*** Opening EXERCISE DATA ***

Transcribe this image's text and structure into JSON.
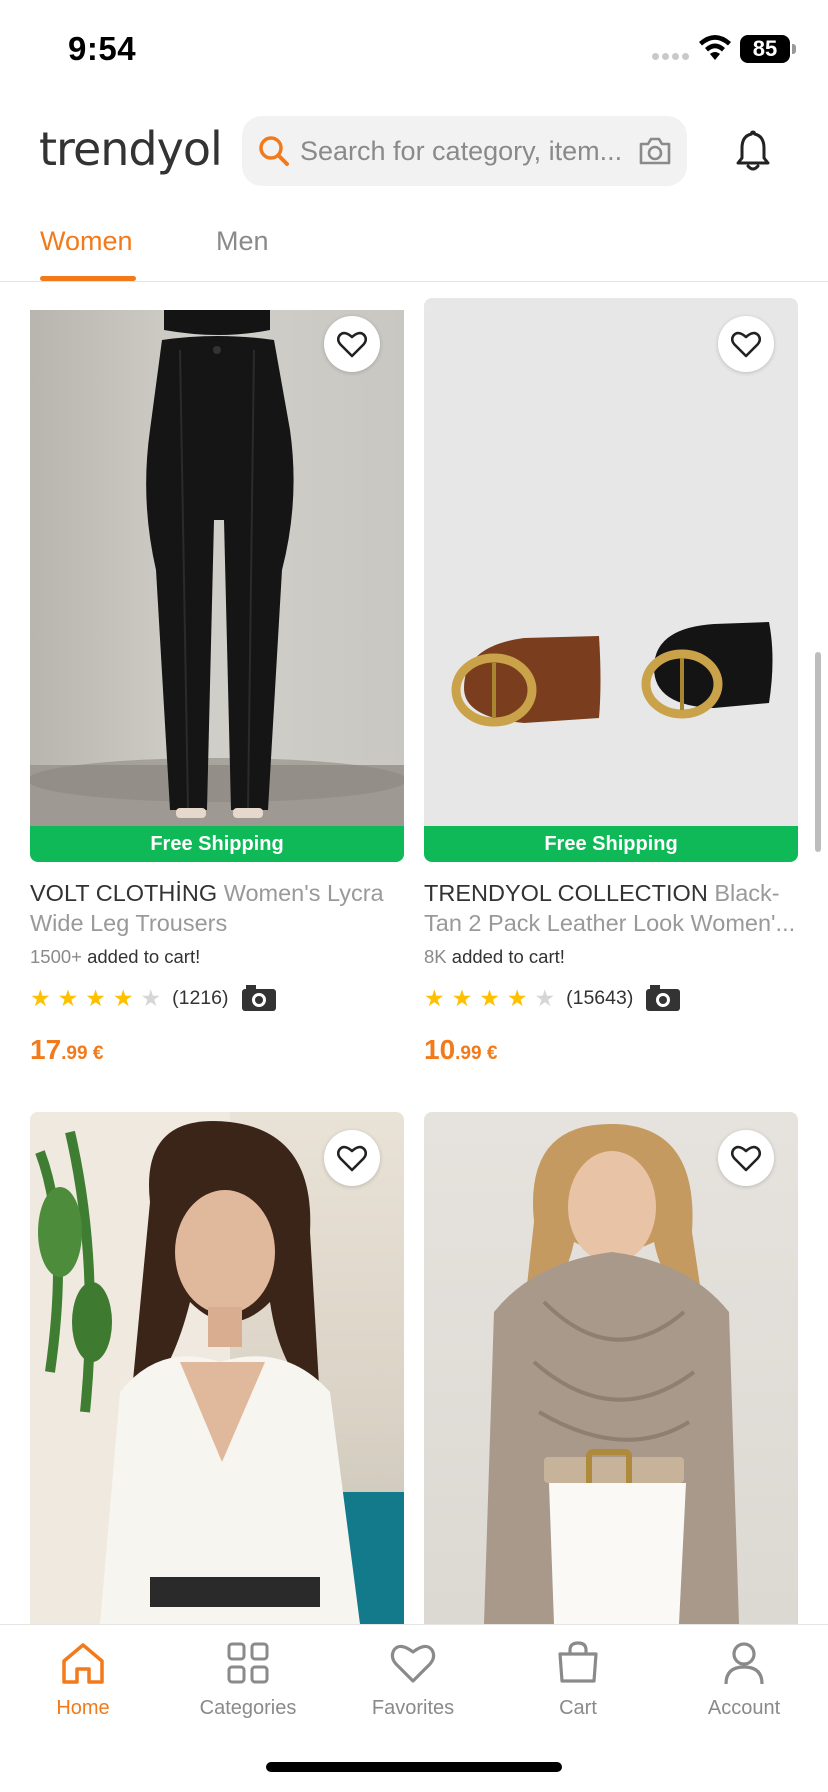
{
  "status_bar": {
    "time": "9:54",
    "battery": "85"
  },
  "header": {
    "logo": "trendyol",
    "search_placeholder": "Search for category, item...",
    "icons": [
      "search-icon",
      "camera-icon",
      "bell-icon"
    ]
  },
  "tabs": [
    {
      "label": "Women",
      "active": true
    },
    {
      "label": "Men",
      "active": false
    }
  ],
  "products": [
    {
      "brand": "VOLT CLOTHİNG",
      "name": "Women's Lycra Wide Leg Trousers",
      "badge": "Free Shipping",
      "added_count": "1500+",
      "added_text": "added to cart!",
      "stars": 4,
      "reviews": "(1216)",
      "price_int": "17",
      "price_dec": ".99 €"
    },
    {
      "brand": "TRENDYOL COLLECTION",
      "name": "Black-Tan 2 Pack Leather Look Women'...",
      "badge": "Free Shipping",
      "added_count": "8K",
      "added_text": "added to cart!",
      "stars": 4,
      "reviews": "(15643)",
      "price_int": "10",
      "price_dec": ".99 €"
    }
  ],
  "bottom_nav": [
    {
      "label": "Home",
      "icon": "home-icon",
      "active": true
    },
    {
      "label": "Categories",
      "icon": "grid-icon",
      "active": false
    },
    {
      "label": "Favorites",
      "icon": "heart-icon",
      "active": false
    },
    {
      "label": "Cart",
      "icon": "bag-icon",
      "active": false
    },
    {
      "label": "Account",
      "icon": "user-icon",
      "active": false
    }
  ],
  "colors": {
    "accent": "#f27a1a",
    "free_shipping": "#10b957",
    "star": "#ffc000"
  }
}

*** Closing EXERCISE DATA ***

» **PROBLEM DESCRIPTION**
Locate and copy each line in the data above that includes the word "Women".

» **RESPONSE TO THIS EXERCISE**
      "label": "Women",
      "name": "Women's Lycra Wide Leg Trousers",
      "name": "Black-Tan 2 Pack Leather Look Women'...",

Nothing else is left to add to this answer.